_Instructions to follow_: Lift out all lines below that contain "title".

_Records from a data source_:

Start of Block

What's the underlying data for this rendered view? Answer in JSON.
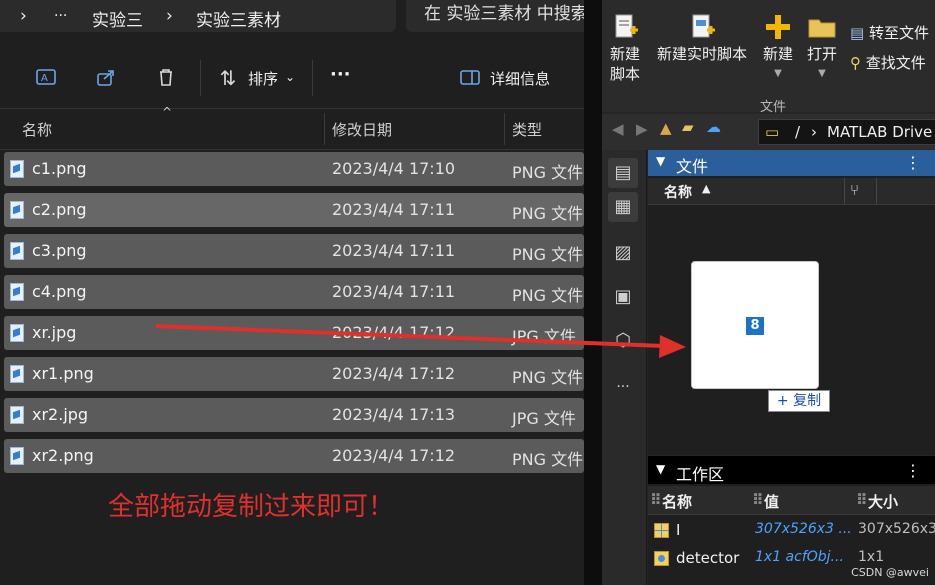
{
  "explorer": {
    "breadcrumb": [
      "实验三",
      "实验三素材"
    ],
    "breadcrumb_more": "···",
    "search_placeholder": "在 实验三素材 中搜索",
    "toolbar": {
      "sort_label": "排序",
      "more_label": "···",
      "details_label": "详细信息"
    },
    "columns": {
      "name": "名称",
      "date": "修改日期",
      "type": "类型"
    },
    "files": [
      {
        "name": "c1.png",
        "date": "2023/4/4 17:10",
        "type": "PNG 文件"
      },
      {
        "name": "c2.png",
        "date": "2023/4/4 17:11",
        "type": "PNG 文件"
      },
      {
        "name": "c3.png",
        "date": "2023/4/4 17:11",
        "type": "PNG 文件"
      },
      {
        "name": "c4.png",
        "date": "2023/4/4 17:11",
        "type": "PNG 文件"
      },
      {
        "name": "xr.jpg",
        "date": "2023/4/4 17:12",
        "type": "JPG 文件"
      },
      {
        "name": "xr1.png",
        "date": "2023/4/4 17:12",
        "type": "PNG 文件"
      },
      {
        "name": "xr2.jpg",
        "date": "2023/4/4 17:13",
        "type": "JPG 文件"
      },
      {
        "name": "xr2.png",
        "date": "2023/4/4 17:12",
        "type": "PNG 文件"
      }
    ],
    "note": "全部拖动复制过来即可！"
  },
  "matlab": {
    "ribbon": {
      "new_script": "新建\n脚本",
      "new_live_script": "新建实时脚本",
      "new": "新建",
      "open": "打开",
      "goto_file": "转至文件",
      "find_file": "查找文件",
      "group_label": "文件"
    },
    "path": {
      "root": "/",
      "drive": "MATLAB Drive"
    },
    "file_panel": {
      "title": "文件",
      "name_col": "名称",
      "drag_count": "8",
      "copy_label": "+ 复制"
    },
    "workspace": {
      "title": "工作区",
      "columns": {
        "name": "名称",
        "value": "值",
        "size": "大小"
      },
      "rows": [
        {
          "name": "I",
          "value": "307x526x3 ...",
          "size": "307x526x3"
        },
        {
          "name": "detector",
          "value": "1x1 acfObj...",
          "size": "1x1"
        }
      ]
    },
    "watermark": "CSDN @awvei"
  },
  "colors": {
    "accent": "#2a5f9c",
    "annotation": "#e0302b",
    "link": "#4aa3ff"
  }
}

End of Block
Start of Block

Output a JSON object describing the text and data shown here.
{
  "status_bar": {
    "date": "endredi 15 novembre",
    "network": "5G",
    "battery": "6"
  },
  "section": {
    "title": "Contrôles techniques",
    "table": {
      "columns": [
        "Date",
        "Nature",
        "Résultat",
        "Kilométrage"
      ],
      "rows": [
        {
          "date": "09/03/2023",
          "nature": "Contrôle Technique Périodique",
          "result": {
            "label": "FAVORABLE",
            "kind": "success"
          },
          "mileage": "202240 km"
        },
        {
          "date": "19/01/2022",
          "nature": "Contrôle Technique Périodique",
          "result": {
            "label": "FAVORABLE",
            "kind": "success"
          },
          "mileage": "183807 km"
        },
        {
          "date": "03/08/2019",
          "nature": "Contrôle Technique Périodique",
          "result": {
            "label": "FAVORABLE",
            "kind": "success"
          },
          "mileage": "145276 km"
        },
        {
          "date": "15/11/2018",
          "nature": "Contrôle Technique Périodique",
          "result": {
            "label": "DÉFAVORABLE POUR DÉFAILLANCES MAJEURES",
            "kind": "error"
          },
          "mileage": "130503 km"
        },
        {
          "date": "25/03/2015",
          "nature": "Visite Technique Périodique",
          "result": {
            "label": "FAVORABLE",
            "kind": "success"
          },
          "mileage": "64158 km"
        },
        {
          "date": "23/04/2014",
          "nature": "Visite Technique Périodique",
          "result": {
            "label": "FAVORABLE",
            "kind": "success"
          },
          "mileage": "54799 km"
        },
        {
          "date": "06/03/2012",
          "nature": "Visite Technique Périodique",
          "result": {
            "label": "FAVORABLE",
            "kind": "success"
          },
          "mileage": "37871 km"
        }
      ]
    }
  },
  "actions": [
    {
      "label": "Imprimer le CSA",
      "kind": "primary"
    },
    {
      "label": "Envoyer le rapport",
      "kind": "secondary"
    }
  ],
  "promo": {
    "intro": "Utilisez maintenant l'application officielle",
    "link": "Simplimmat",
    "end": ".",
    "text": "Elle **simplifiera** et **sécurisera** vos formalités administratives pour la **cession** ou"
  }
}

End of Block

_Answer to the problem_:
      "title": "文件",
      "title": "工作区",
    "title": "Contrôles techniques",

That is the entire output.